Online courses present unique challenges for both students and faculty. Small teaching can be the answer to those problems. Small online teaching strategies are minor adjustments to class design and teaching, things that are feasible in terms of the minimum amount of time required and that create little to no grading burden.
In recent years, lectures as a pedagogical approach have come under considerable fire. Critics have called lectures boring, obsolete, old-fashioned, overused, and even unfair. The criticisms, however, are often leveled at one type of lecture: the full-session, transmission-model lecture. Still, there is another type of lecture that has tried and true benefits: the interactive lecture.
Online enrollments are on the rise, even as overall enrollments decline. As an increasingly diverse student body flocks online to meet their educational goals, online completion rates are not yet on par with traditional classrooms and are more problematic for students outside of the once-traditional student demographic.

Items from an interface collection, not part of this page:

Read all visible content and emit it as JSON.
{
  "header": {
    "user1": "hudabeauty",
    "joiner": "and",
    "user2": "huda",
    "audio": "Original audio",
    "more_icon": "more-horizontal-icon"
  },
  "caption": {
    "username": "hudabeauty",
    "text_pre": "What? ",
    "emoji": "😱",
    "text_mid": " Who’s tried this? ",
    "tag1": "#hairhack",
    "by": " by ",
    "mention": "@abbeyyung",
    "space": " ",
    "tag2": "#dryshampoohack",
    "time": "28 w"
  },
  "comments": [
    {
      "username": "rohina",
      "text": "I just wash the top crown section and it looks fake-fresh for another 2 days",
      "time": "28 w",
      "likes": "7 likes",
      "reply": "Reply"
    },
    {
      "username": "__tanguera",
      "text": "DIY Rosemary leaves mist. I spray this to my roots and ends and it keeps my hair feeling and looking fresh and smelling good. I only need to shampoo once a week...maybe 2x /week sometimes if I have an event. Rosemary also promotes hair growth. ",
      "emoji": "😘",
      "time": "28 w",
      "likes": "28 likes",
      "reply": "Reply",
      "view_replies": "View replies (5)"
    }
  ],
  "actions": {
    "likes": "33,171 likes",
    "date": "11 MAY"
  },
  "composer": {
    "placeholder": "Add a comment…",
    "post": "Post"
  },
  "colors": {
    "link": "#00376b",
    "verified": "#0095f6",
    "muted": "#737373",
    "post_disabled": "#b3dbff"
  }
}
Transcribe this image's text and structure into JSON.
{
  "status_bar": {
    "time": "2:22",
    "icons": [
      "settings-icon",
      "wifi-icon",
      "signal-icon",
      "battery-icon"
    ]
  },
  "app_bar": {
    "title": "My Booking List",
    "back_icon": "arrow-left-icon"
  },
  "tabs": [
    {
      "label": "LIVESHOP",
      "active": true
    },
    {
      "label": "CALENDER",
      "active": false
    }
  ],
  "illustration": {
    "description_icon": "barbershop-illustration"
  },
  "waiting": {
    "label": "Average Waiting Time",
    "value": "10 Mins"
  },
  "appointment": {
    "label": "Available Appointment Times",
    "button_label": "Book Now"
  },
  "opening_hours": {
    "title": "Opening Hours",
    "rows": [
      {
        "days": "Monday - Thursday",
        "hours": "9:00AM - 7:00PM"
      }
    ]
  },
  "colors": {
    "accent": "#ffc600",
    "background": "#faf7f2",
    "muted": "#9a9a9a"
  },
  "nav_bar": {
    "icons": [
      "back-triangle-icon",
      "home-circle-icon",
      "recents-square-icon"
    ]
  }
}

Discover how changing instruction from using traditional text to adding graphic novel(s) can open communication with different student groups and also develop skills, such as visual literacy, in all students.
Learning outcomes and objectives are the first step in backwards design. As such they hold the primary spot in the course development process. Faculty engaged in course or program development who are ill-equipped to design meaningful and measurable outcomes face the prospect of a poorly designed course and less than meaningful learning experiences for students.
Students in online courses and degree programs sometimes report that studying online can leave them feeling isolated and unconnected to their instructor and student peers. However, this doesn’t have to be the case. Online instructors can utilize a variety of strategies to build and maintain a sense of community in their online courses and doing so will result in a better course experience for both student and instructor.
This online seminar addresses ways faculty can provide students with skills to identify and contend with ethical matters in specific disciplines and professions, civic life, and as part of the educational process (including academic integrity and interpersonal interactions). We will also discuss ethical considerations for instructors—particularly those new to the profession—around dilemmas they often encounter, including grading, recommendation letters, and boundaries in interactions with students.
Recognizing the importance of general studies courses and the disconnect that online learners often feel the course was designed to simultaneously promote content learning; introduce students to all the professors in the department; foster excitement about the discipline; and help distance students feel more intimately connected to the academic department. An effective department-wide, collaborative course development process requires culture-building surrounding spirit of online education, policy regarding course “ownership”, issues surrounding compensation, and guidance for faculty that lack experience in online teaching and learning.
This Magna Online Seminar presents a framework of expert-level teaching practices, all backed by the science of how our brains learn. Adopting three elements of a constructivist teaching approach can help to make learners more active, curious, and engaged, all while reducing your workload as an instructor.
For faculty who struggle with engaging content delivery (lecture) How to Improve Academic Lectures with TED Talk Principles: Connect, Convey, Communicate is a Magna Online Seminar that gives specific, practical steps to add enthusiasm and excitement to lectures and presentations.
Understand the prevalence of unrecognized trauma in the general population and in the educational setting, learn to identify common characteristics of trauma, be able to recognize how maladaptive behaviors serve as coping skills in trauma survivors, learn the six principles for creating a trauma-informed classroom, and will learn strategies to evolve the learning environment and avoid re-traumatization.
Curriculum mapping (tracking the achievement of program outcomes to the course) is often required at institutions for quality assurance and curriculum improvement. It is a concept that was fairly new in 2010 (Wolf’s first MOS) and is now widely accepted. However, many institutions are stuck at data collection and haven’t been able to aggregate the data from a course level up to a program level, and even better, include data from other divisions of the institution.
What happens during the first week of class sets the tone for the entire term and can affect retention and student success. For students to work well together in classes, a degree of trust must exist between them, and building this trust quickly is key. Learn about the concept of swift trust, which comes from business but applies to education as well.
Announcing an all-new Magna Online Seminar that will help you with time management before your course starts and as you teach. We’ll also give advice to help students worker smarter (not harder) when they shift learning new material to the pre-class space. Lastly, we’ll cover how to use time wisely during the class meeting in order to tap into the maximum benefits of active learning.
Grit, self-efficacy, and growth mindset are desirable and aspirational traits for students to have and will make the difference between learning at low-level Bloom’s Taxonomy vs. truly engaging in and understanding course content, but how does a professor create the motivation it takes for students to achieve this? This online seminar is for any educator struggling with creating such paths to critical and creative thinking.